Listen, I’ll admit it. My review of I Sell the Dead isn’t the best looking partner at the dance. The hair is messy and the shoes are scuffed. It still gets the job done. This is what happens when I realize at 11:30PM that I have a review due before I typically wake up. I don’t sleep much, but I know when to cut myself off from writing so I still sound lucid and stylish. Check out the brevity.
Horror Thursday: I Sell the Dead
I grew up with diametrically opposed art influences in my life. By the time I was in fifth grade, my public school art teacher all but told me to never pursue the arts. In the shocking finale to her years of passive aggressive behavior, she hung up all of my classmates’ work at the district art show–including unfinished pieces, random drawings that weren’t the actual assignment, and random drawings that sadly were the assignment–and told my mother my work was too ugly to display. She had told me for weeks it was the best piece I had done and praised the use of colors; when I pointed that out, she said she would talk to the principal about my lies. I left in tears, humiliated, as my father stayed behind to share a few choice words with teacher.
Just a sample of what I can do in ceramic–a lot of hours on this piece to get it just right
On the other hand, my mother was a ceramics instructor.
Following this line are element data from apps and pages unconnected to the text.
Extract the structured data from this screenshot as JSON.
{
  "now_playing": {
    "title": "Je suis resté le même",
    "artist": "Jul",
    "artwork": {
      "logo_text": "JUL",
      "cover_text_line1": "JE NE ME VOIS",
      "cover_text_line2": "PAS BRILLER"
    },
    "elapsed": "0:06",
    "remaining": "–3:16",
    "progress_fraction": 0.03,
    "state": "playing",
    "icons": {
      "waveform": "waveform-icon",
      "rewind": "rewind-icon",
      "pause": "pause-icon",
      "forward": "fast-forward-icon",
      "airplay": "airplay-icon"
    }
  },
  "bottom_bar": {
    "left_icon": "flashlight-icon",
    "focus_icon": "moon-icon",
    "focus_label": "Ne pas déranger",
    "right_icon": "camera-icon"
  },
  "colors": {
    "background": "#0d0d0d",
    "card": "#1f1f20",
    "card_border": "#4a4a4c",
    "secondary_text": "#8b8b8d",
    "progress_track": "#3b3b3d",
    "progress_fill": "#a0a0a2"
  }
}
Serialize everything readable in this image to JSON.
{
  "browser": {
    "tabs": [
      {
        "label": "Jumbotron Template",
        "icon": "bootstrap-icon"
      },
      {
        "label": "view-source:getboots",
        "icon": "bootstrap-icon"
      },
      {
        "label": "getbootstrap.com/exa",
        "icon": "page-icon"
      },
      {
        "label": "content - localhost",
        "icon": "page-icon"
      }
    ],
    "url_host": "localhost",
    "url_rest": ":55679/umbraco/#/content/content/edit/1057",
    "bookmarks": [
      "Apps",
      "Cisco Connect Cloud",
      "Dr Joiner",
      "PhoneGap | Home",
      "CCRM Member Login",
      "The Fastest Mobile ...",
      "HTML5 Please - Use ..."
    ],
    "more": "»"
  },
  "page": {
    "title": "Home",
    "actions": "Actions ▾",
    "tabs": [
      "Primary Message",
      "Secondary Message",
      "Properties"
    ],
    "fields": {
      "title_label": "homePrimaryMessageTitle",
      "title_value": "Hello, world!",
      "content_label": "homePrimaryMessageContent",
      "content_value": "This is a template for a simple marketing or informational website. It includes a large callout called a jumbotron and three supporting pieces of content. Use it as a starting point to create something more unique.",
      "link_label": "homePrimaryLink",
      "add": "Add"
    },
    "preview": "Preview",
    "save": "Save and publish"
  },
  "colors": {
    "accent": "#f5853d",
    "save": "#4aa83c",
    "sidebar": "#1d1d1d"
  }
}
She has taught ceramics since before I was born and still teaches today. She constantly encouraged me to pick up the brushes and paint. I assisted her with detail work at birthday parties by the time I was in second grade and sold my first piece at her craft shows long before that. Not once did she ever mock or insult her students who weren’t very good at painting. She worked with them to improve their skills and offered to do the hard bits like eyes and lettering if they really seemed overwhelmed. Everyone always left her classes happy, whether they were 5 year olds or 95 year olds.
The teacher, sadly, won out, and I never took a formal art class again. Anything I’ve learned over the years, I taught myself with the help of friends or instruction books and refined in private. I can take a critique, but I can’t take passive aggressive attempts to stifle the exploration of the arts. I have never and will never tell one of my music or theater students that they shouldn’t be involved in music or theater regardless of ability level. Not every actor will wind up on Broadway and not every painter will wind up in the Louvre. That is no reason to make it your life goal to destroy a child’s creative interests.
When I realized I could actually attend the Chiller Theatre Expo’s fall event for the first time in many years, I knew what I had to do for myself. I had to enter the Art Contest. I was probably a better fit for the model contest because I’ve shifted so much focus to haunting and shadowboxes, but I knew I didn’t have the time for photo-realism. The Art Contest was my only option to get over my own personal demons from 17 years before.
Well, they can’t all be winners. This week, I looked at a South Korean horror film with a great concept that no one actually wanted to explore on the creative team. Shame. The film I thought it would be is much more interesting than what they created.
Horror Thursday: Loner